Most likely the blades are damaged or malfunctioning. Is the blade still moving when it is stitching? Is it just chomping away at the fabric but not cutting? If so, either or both blades need to be replaced. Consult your owner's manual. Usually only one blade can be installed without any technical knowledge. You can probably order the replacement blade and install it yourself. However, the other usually needs to be replaced by a knowledgeable technician because it requires some precision.
Has the blade stopped moving at all? If so, how long has it been since a thorough cleaning and oiling? Take it for service.
make sure that the thread tensions are correct for the thickness of material
remember that only the bottom foot walks and draws the material through so it may need a help and be pulled as it sews.
I find that women in sewing shops just love to talk about problems and how they can help so find a shop and discuss any problems with them
No you do not need the cutting blade to serge but you shouldn't have to remove the blade it you should be able to push the knob at base of blade inward or pull it outward to turn blade downward out of the way.
You should be able to disengage the cutting blade. Probably a button that you push in then rotate anti clockwise, this will turn the blade down under the machine therefore not cutting the fabric.

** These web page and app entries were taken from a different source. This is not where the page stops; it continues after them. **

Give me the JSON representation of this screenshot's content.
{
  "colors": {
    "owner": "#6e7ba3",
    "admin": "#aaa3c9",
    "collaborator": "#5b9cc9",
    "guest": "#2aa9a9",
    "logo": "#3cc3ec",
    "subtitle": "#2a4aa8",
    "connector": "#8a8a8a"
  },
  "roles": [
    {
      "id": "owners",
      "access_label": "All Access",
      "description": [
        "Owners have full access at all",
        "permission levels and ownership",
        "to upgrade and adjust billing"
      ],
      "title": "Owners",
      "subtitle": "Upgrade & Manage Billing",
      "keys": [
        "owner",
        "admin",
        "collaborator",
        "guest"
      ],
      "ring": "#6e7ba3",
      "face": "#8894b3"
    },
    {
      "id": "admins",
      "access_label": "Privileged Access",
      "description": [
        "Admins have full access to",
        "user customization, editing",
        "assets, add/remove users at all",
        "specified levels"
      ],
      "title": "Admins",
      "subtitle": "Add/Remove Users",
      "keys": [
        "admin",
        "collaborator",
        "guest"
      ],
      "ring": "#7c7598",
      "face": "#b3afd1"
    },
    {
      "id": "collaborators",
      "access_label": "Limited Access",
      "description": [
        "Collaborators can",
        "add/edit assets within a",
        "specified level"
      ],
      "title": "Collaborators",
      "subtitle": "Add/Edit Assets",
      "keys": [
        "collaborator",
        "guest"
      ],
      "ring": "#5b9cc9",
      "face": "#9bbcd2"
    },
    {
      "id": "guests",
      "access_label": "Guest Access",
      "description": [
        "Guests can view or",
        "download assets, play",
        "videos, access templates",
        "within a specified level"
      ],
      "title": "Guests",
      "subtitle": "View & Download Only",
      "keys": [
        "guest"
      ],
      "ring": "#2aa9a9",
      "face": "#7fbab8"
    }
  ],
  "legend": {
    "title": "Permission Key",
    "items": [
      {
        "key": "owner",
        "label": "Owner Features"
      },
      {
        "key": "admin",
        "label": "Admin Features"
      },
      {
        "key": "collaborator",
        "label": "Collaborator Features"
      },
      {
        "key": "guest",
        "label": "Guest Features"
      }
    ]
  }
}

Set the tension on the sewing machine for the weight of the material you want to sew. The tension setting shows in the stitch on the material. Use the chart on the machine that matches types of stitches with suggested material tensions. An example of this is, the stitch to sew jean material is different than the stitch to sew silk.

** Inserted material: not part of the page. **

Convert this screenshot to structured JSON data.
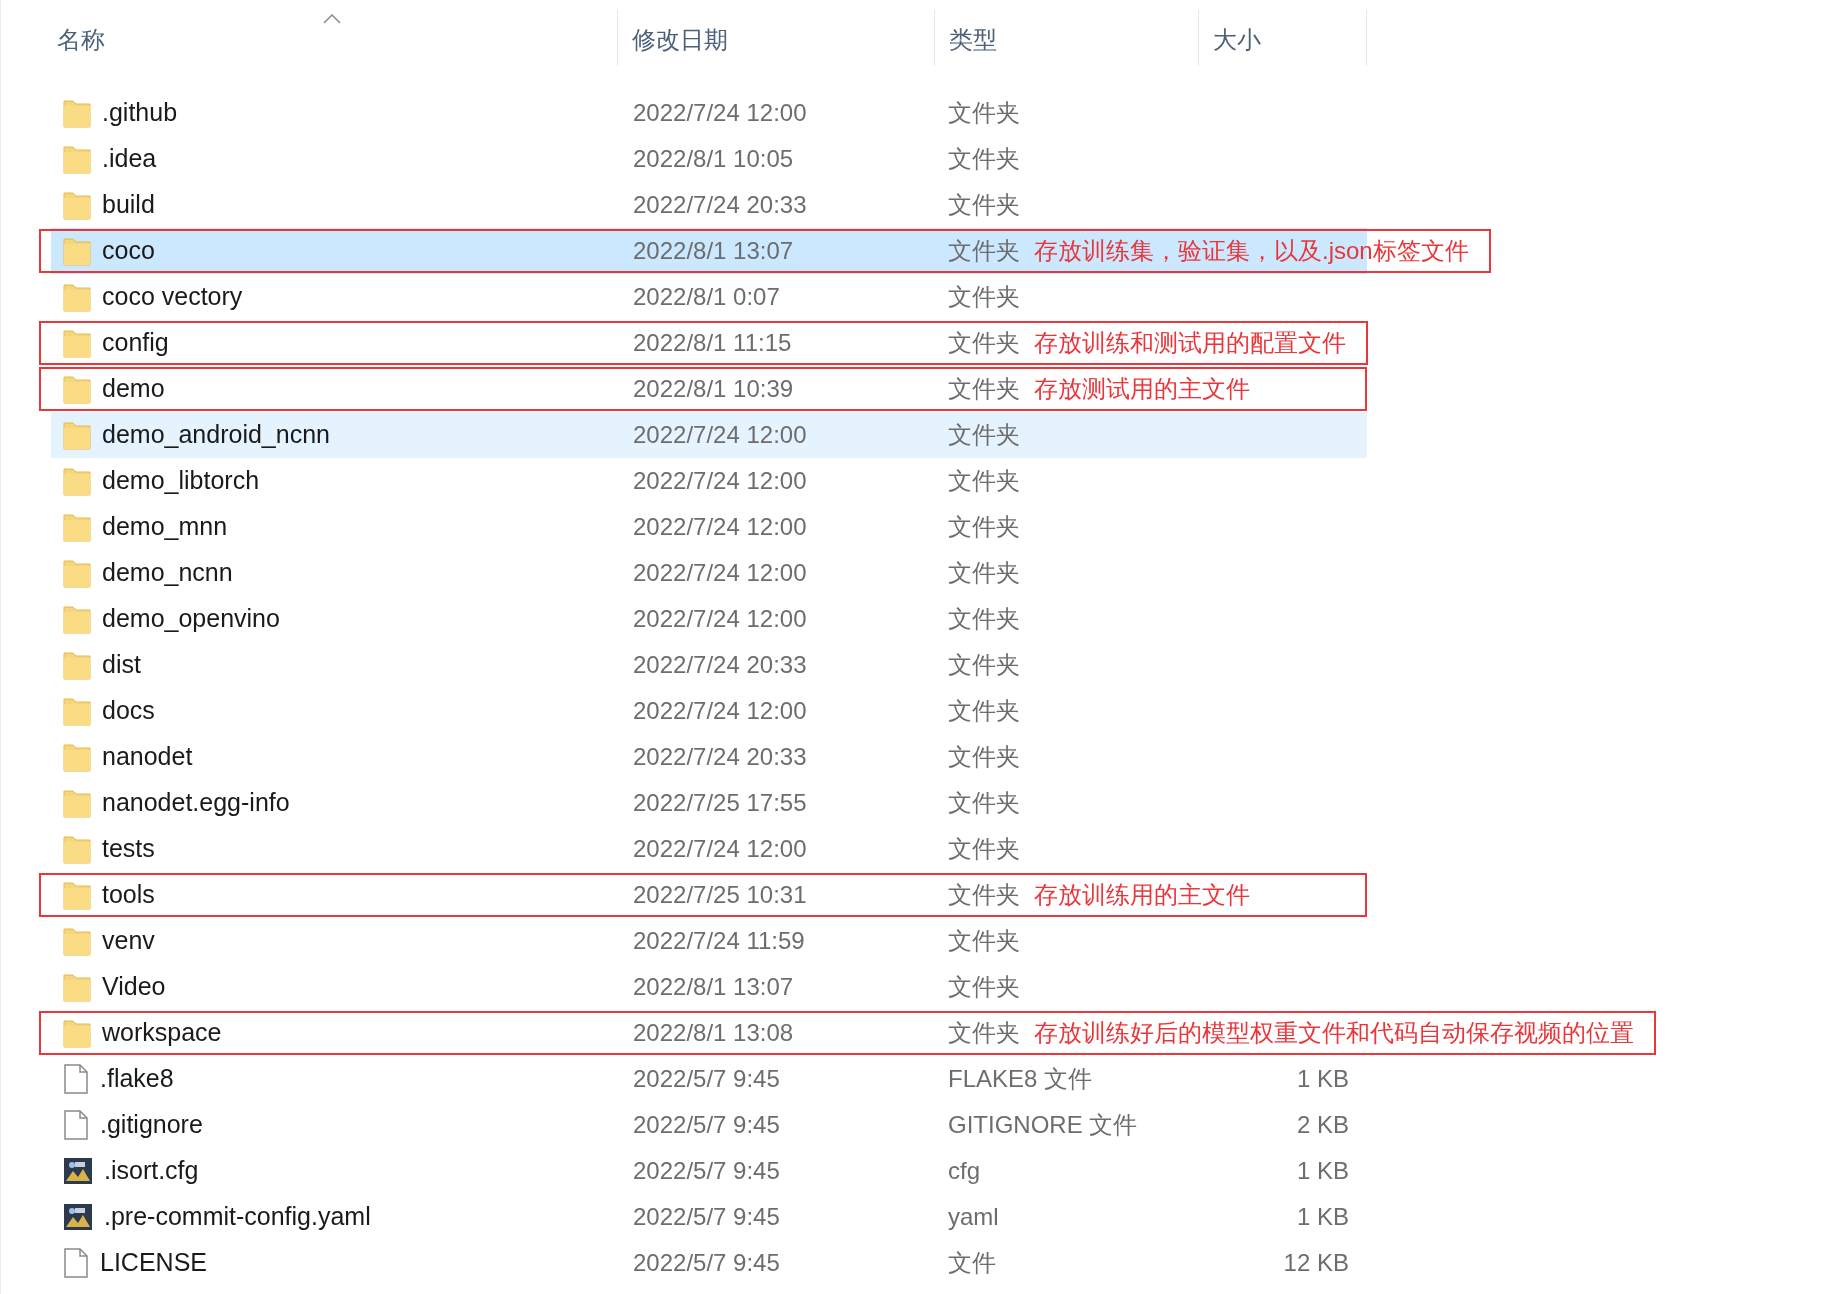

Take the bobbin and wind the thread around it. Make sure the bobbin is empty and don't fill it too full of thread. A bobbin filled too full won't stay tightly spun.
Thread the string evenly on the bobbin. Move the thread back and forth evenly and in layers that are level. Many Singer sewing machines have a bobbin winder on the top of the sewing machine, and the consistency of how it threads can save you frustration later.

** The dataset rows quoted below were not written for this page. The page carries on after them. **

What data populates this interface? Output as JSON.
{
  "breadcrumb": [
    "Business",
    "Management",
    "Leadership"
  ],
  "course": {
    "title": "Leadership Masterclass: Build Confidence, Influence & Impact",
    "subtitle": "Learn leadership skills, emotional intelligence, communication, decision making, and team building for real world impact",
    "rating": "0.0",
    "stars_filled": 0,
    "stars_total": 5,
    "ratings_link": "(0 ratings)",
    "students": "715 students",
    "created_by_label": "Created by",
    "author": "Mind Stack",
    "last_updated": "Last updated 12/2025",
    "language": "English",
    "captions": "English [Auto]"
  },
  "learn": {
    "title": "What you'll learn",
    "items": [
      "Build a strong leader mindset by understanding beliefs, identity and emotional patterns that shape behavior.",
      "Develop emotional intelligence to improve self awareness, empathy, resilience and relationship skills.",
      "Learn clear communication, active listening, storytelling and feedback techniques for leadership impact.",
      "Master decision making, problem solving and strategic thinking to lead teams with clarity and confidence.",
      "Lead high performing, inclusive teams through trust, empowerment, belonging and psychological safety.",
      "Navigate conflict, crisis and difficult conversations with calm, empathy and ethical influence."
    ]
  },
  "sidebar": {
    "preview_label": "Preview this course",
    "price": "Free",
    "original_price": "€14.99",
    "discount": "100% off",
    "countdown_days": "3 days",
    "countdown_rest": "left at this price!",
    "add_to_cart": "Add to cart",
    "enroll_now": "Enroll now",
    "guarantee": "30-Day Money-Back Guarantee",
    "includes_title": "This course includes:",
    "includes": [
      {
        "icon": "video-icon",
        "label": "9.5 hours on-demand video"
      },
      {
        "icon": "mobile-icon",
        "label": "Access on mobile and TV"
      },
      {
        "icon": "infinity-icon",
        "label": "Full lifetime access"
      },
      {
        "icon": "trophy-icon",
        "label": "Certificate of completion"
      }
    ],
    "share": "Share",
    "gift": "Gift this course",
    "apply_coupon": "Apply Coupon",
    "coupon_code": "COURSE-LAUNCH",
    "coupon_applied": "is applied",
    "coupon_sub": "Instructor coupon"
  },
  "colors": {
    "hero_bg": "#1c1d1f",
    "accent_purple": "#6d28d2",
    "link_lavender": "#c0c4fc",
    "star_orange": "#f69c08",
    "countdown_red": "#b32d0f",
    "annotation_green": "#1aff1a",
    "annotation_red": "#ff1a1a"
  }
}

Find the hole on the bobbin that is located near the inside spindle of the bobbin. Take the thread sitting on the sewing machines spool and insert the thread in the hole from inside the bobbin to the outside. Set the threaded bobbin on the spool designated for spinning on the top of the sewing machine for some Singers.
Turn the side drive wheel slowly until the threaded bobbin has a layer or two of thread on it. Push down on the drive peddle and fill the bobbin, but don't thread it to the very edge. If the bobbin is too full the thread will release erratically. Cut the thread from the spool.
Drop the bobbin into the bobbin case under the area where the needle sews the material. Close the case and turn by hand the side wheel drive until the bobbin threads into the sewing machine. You can tell when the bobbin is threaded by the tiny piece of thread that juts out of the bobbin case where the needle goes up and down.
Grab the thread with your fingers and pull it out approximately 4 inches. Your bobbin is now spun and threaded.
First to see if the top blade is pressing against the lower blade when it goes past to make the cut.
You should be able to push the top blade to the right and have it spring back to the left. Do that to see if there is a small amount of presser on the lower blade.
Next, the cutting part of the top blade should drop just under the lower blade buy about 2 mil.
Also the lower blade should be level with the needle/stitch plate.
Blades also may need sharpened. The top one can be done with just about any sharpening tool but the botom is carbide so you will need a dimond wheel to sharpen it
Sergers are not really meant to sew very thick material. The blades have a maximum amount of range, or thickness that they can reach to cut. If you go outside that range, get ready for a big repair bill! You can break loopers and even the needle plate when you "push" a serger. My advise would be to use you sewing machine for the, "pounding" work. The type of material matters too, A thick Quilt like fabric can be sewn becatuse it's not dense material. A thinner harder denim could max out at 3 layers because of it"s hard finish. If the fabric you're sewing isn't dense like, you could just need new knives.